Data breachA UK law firm is threatening to bring a legal against Sky Vegas after they mistakenly sent promotional material to self-excluded customers. In all, more than 120,000 people that had opted out of being on the casino brand’s mailing list received the messages offering them free spins – an error that embarrassingly took place in the middle of the industry’s Safer Gambling Week.

Just one of the messages induced readers to ‘take a peek’ at a mystery bonus they had been awarded, before continuing: “Here at Sky Vegas, we love the unexpected. That’s right. Simply opt in, spend £5 and claim your 100 free spins. The best part? Whatever you win is yours to keep – that’s the fun in fair!” The promo was received by addicts that had self-excluded from the site, as well as thousands that had opted out of receiving marketing material.

‘Could Cost People Their Recovery’

PGMBM law firm logoNow the law firm, PGMBM, who specialise in acting in data breach cases, has said they would be interested in hearing from those that have been affected by the mistake, confirming that they are exploring the possibility of putting a legal action together.

The legal director at PGMBM, Tony Winterburn, has claimed that the mistake ‘could cost people their recovery’ from problem behaviours. “It is important that Sky are transparent and disclose how many people were sent the promotional material and the reasons for it,” he said.

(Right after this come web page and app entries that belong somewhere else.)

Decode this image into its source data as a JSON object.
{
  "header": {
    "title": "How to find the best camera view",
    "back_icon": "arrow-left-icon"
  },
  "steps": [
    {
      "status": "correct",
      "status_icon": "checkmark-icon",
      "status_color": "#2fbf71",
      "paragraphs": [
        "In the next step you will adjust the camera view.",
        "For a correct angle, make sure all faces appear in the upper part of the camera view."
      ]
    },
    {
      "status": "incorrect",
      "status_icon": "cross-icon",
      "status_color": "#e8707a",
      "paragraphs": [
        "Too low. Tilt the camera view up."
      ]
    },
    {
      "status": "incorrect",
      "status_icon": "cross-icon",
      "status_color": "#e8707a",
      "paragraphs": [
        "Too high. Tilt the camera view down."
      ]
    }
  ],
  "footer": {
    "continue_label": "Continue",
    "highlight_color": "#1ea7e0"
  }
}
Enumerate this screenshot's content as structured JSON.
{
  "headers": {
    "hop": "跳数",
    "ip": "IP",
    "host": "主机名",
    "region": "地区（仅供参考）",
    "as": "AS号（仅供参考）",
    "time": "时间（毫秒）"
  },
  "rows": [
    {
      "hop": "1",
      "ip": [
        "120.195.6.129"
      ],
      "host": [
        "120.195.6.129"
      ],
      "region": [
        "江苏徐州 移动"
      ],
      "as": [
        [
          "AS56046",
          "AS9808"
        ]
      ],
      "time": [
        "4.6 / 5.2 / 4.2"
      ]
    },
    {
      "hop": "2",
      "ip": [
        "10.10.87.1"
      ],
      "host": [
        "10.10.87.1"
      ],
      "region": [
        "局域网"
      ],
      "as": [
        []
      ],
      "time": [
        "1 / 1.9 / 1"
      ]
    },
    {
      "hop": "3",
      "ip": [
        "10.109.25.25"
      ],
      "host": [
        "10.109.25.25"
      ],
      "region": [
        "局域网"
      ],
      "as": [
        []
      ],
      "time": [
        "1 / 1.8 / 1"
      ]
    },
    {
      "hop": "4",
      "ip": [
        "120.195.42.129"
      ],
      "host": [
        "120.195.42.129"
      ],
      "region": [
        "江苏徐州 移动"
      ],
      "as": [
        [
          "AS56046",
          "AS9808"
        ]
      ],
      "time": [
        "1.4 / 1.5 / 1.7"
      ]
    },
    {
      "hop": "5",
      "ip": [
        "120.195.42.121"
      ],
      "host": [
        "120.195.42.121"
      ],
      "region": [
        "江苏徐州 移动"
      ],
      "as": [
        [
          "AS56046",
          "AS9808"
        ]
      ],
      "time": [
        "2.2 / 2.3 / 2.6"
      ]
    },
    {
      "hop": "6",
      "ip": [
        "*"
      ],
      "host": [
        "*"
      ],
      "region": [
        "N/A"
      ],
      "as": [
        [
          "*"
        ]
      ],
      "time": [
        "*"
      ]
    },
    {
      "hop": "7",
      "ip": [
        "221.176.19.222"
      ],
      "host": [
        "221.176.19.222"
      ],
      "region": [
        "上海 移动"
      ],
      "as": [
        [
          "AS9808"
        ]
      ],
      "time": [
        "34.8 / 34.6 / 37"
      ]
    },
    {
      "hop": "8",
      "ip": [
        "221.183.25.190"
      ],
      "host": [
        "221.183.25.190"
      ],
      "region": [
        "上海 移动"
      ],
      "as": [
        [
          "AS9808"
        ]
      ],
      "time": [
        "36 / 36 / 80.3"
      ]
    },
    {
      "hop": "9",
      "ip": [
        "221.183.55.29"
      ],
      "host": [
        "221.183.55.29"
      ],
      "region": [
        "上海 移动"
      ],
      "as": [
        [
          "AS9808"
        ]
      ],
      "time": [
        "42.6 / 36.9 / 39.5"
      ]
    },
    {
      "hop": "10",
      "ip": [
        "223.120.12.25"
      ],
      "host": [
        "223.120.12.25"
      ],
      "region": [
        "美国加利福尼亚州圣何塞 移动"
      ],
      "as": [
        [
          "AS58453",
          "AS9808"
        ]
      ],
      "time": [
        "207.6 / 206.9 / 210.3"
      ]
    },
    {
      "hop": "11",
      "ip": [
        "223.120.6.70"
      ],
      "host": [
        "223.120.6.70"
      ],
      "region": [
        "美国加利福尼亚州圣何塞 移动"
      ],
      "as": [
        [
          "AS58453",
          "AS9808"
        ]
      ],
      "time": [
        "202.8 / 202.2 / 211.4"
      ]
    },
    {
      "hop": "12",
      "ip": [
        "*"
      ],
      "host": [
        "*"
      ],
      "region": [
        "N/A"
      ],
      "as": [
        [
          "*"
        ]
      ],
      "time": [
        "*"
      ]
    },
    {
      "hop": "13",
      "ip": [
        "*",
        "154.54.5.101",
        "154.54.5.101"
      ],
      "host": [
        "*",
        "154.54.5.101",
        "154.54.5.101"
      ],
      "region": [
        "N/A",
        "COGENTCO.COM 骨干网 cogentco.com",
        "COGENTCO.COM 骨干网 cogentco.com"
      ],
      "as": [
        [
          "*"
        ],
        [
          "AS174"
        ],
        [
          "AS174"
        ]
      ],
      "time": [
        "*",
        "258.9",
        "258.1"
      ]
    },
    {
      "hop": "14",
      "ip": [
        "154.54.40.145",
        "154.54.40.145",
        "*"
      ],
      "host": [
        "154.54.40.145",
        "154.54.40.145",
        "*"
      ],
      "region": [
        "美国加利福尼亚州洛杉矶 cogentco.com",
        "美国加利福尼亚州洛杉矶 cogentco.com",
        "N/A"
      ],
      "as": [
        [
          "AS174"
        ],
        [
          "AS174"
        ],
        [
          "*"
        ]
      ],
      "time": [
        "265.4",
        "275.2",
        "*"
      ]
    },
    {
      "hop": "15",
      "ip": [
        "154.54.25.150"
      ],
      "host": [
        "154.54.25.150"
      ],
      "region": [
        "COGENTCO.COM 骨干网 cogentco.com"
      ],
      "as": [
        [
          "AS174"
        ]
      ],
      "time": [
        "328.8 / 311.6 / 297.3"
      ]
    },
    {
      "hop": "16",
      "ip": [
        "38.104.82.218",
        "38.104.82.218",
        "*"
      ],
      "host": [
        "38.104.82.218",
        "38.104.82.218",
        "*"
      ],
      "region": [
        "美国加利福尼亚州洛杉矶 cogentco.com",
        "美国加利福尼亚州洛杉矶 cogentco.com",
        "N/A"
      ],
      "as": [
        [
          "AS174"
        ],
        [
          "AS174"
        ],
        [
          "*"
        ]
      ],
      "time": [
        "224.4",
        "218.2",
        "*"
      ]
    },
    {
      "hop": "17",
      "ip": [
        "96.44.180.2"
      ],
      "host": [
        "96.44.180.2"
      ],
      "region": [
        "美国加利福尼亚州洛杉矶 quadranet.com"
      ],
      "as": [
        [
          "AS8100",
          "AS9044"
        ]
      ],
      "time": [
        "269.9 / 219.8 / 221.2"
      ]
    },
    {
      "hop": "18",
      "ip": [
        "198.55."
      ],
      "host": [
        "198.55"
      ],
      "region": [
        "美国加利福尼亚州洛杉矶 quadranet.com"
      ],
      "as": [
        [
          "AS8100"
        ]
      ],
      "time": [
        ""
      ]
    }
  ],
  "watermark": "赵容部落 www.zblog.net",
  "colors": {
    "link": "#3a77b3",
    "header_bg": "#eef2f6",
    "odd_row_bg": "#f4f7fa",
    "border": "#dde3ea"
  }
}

The family members of those with gambling-associated issues will be sat at home quite rightly worried if their loved one has been sent this offer despite having done everything they can to try to stay away from these kinds of triggers.

Flutter’s Apology

Flutter, the holding company of Sky Vegas, have issued a full apology, with their chief executive Conor Grant stating:

I would like to sincerely apologise to all those who have been affected by the recent issue at Sky Vegas, whereby a number of people were mistakenly sent promotional communications.

I want to assure you that we are doing everything we can to get to the bottom of how this happened. We are conducting a full investigation into what went wrong, in particular so that we can ensure that it doesn’t happen again.

Once More into the Breach

Fine stampUnfortunately, it’s not the first time that the Sky brands have failed to protect those that have self-excluded. In 2018, the sister company to Sky Vegas, Sky Bet, were fined £1 million after it was revealed that 730 players that had voluntarily placed themselves on the self-exclusion list were still able to open duplicate accounts.

In addition, some 50,000 customers on the self-excluded list continued to receive promotional content from Sky, while more than 36,000 players that decided to close their Sky Bet accounts did not receive their funds back.

An investigation from the UK Gambling Commission uncovered the breaches, and they issued the seven-figure fine in response due to the extent of the failings. “This was a serious failure affecting thousands of potentially vulnerable customers, and the £1 million penalty package should serve as a warning to all gambling businesses,” the UKGC’s Richard Watson said at the time.